Would £184 million make you any happier?
People inevitably became less contented during the pandemic, but it’s part of a longer trend.
Tipping the scales away from work may not be the wisest way to recalibrate your work-life balance.
Ignoring negative emotions by trying to be positive all the time — called toxic positivity — can have consequences for mental health. Experiencing negative emotions is inevitable and essential.
A new study using music streaming data to measure national mood underlines how much stock markets are governed by emotion rather than rational calculation.
While they weren’t living through a pandemic, citizens of ancient Pompeii weren’t strangers to societal stress.
A new study found that sales went down when salespeople conveyed emotion during their pitch – including expressions of happiness.
The pandemic has people spending more time online for school, socializing and work. To maintain a healthy relationship with social media, people should manage their online time and activities.
Happiness is different for everyone in ways that scientists don’t understand – yet.
GDP only measures economic growth – not inequality, poverty or unpaid work like elder care. So researchers in the Netherlands developed a new way for governments to see how people are actually doing.

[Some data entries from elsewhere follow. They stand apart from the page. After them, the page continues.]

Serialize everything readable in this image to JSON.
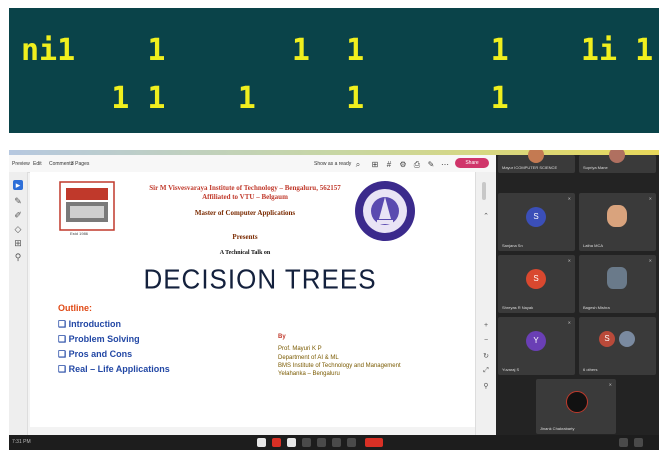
{
  "banner": {
    "line1": "ni1    1       1  1       1    1i 1",
    "line2": "     1 1    1     1       1",
    "bg_color": "#0a4349",
    "text_color": "#f0ef1e"
  },
  "viewer": {
    "toolbar": {
      "labels": [
        "Preview",
        "Edit",
        "Comments",
        "3 Pages"
      ],
      "zoom_text": "Show as a ready",
      "share_label": "Share"
    },
    "slide": {
      "institute_line1": "Sir M Visvesvaraya Institute of Technology – Bengaluru, 562157",
      "institute_line2": "Affiliated to VTU – Belgaum",
      "department": "Master of Computer Applications",
      "presents": "Presents",
      "talk_on": "A Technical Talk on",
      "title": "DECISION TREES",
      "estd": "Estd 1986",
      "outline_heading": "Outline:",
      "outline_items": [
        "❑ Introduction",
        "❑ Problem Solving",
        "❑ Pros and Cons",
        "❑ Real – Life Applications"
      ],
      "by": "By",
      "presenter": [
        "Prof. Mayuri K P",
        "Department of AI & ML",
        "BMS Institute of Technology and Management",
        "Yelahanka – Bengaluru"
      ]
    }
  },
  "gallery": {
    "participants": [
      {
        "name": "Mayur ICOMPUTER SCIENCE",
        "initial": "",
        "color": "#c47a52"
      },
      {
        "name": "Supriya Mane",
        "initial": "",
        "color": "#b07060"
      },
      {
        "name": "Sanjana Sn",
        "initial": "S",
        "color": "#3b4fb8"
      },
      {
        "name": "Latha MCA",
        "initial": "",
        "color": "#d9a37d"
      },
      {
        "name": "Shreyas R Nayak",
        "initial": "S",
        "color": "#d9482f"
      },
      {
        "name": "Bagesh Mishra",
        "initial": "",
        "color": "#6a7a8a"
      },
      {
        "name": "Yuvaraj S",
        "initial": "Y",
        "color": "#6a3fb5"
      },
      {
        "name": "6 others",
        "initial": "S",
        "color": "#b94a3a"
      },
      {
        "name": "Jinank Chakrabarty",
        "initial": "",
        "color": "#111111"
      }
    ]
  },
  "taskbar": {
    "time": "7:31 PM"
  }
}
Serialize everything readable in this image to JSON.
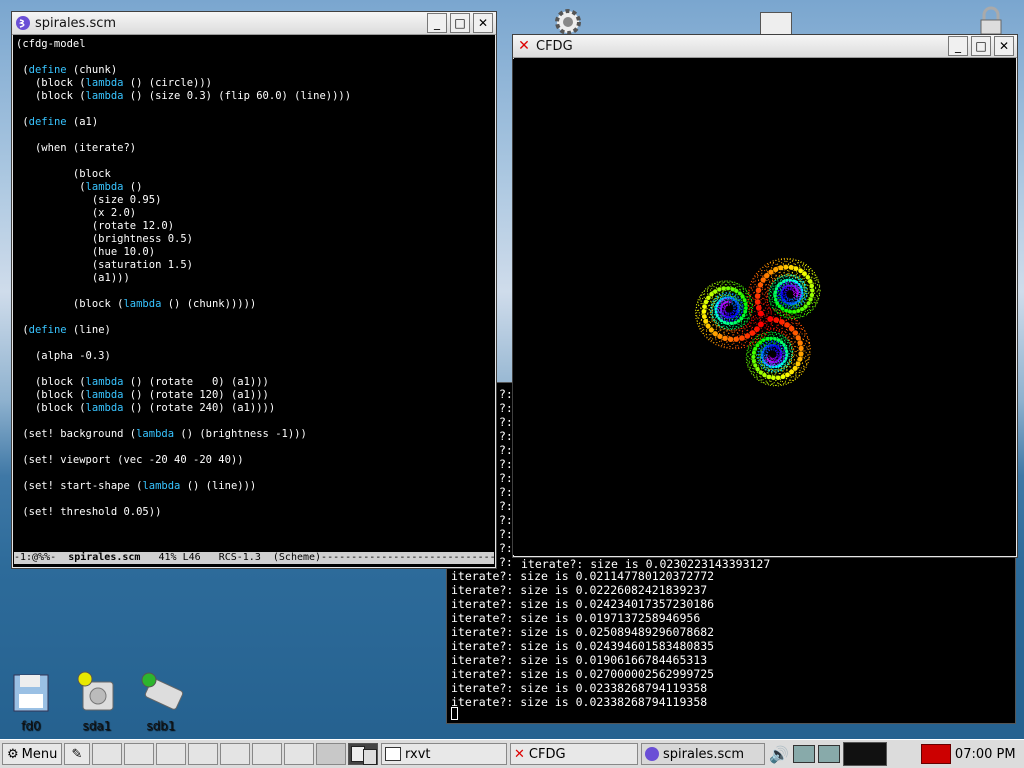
{
  "editor": {
    "title": "spirales.scm",
    "code_lines": [
      "(cfdg-model",
      "",
      " (define (chunk)",
      "   (block (lambda () (circle)))",
      "   (block (lambda () (size 0.3) (flip 60.0) (line))))",
      "",
      " (define (a1)",
      "",
      "   (when (iterate?)",
      "",
      "         (block",
      "          (lambda ()",
      "            (size 0.95)",
      "            (x 2.0)",
      "            (rotate 12.0)",
      "            (brightness 0.5)",
      "            (hue 10.0)",
      "            (saturation 1.5)",
      "            (a1)))",
      "",
      "         (block (lambda () (chunk)))))",
      "",
      " (define (line)",
      "",
      "   (alpha -0.3)",
      "",
      "   (block (lambda () (rotate   0) (a1)))",
      "   (block (lambda () (rotate 120) (a1)))",
      "   (block (lambda () (rotate 240) (a1))))",
      "",
      " (set! background (lambda () (brightness -1)))",
      "",
      " (set! viewport (vec -20 40 -20 40))",
      "",
      " (set! start-shape (lambda () (line)))",
      "",
      " (set! threshold 0.05))"
    ],
    "modeline_prefix": "-1:@%%-  ",
    "modeline_buffer": "spirales.scm",
    "modeline_rest": "   41% L46   RCS-1.3  (Scheme)------------------------------------------"
  },
  "cfdg": {
    "title": "CFDG"
  },
  "terminal": {
    "partial_top": "size is 0.0230223143393127",
    "side_fragments": [
      "?:",
      "?:",
      "?:",
      "?:",
      "?:",
      "?:",
      "?:",
      "?:",
      "?:",
      "?:",
      "?:",
      "?:",
      "?:"
    ],
    "lines": [
      "iterate?: size is 0.021147780120372772",
      "iterate?: size is 0.02226082421839237",
      "iterate?: size is 0.024234017357230186",
      "iterate?: size is 0.0197137258946956",
      "iterate?: size is 0.025089489296078682",
      "iterate?: size is 0.024394601583480835",
      "iterate?: size is 0.01906166784465313",
      "iterate?: size is 0.027000002562999725",
      "iterate?: size is 0.02338268794119358",
      "iterate?: size is 0.02338268794119358"
    ]
  },
  "desktop_icons": [
    {
      "label": "fd0",
      "icon": "floppy-disk-icon"
    },
    {
      "label": "sda1",
      "icon": "hard-drive-icon"
    },
    {
      "label": "sdb1",
      "icon": "usb-drive-icon"
    }
  ],
  "taskbar": {
    "menu_label": "Menu",
    "tasks": [
      {
        "label": "rxvt",
        "icon": "terminal-icon"
      },
      {
        "label": "CFDG",
        "icon": "x-icon"
      },
      {
        "label": "spirales.scm",
        "icon": "emacs-icon"
      }
    ],
    "clock": "07:00 PM"
  },
  "colors": {
    "keyword": "#38c4ff",
    "spiral_start": "#ff0000",
    "spiral_end": "#b000ff"
  }
}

A growing online movement believes that giving up masturbation can make us happier and boost our testosterone levels.
Receiving a pay raise will make you feel happier only if it was bigger than what you had expected. Why? Because it helps you learn.
New data shows how unhappy and polarised America has become – due largely to COVID-19.
Nostalgia is a powerful emotion, but we shouldn’t let it take over our lives.
The brain is surprisingly changeable.
Governments use a variety of labor market policies to support workers who lose their jobs – each with a different impact on a country’s well-being.
Shakespeare was wrong when he wrote ‘all’s well that ends well’.
The current chaos means there is perhaps greater receptivity to alternative ways of thinking and being.
The pandemic and political turmoil have left many people feeling anxious, angry and despairing. Being open to joy might bring some respite.
Americans with lower incomes today are less happy than they were 40 years ago. Could the growing class divide be to blame?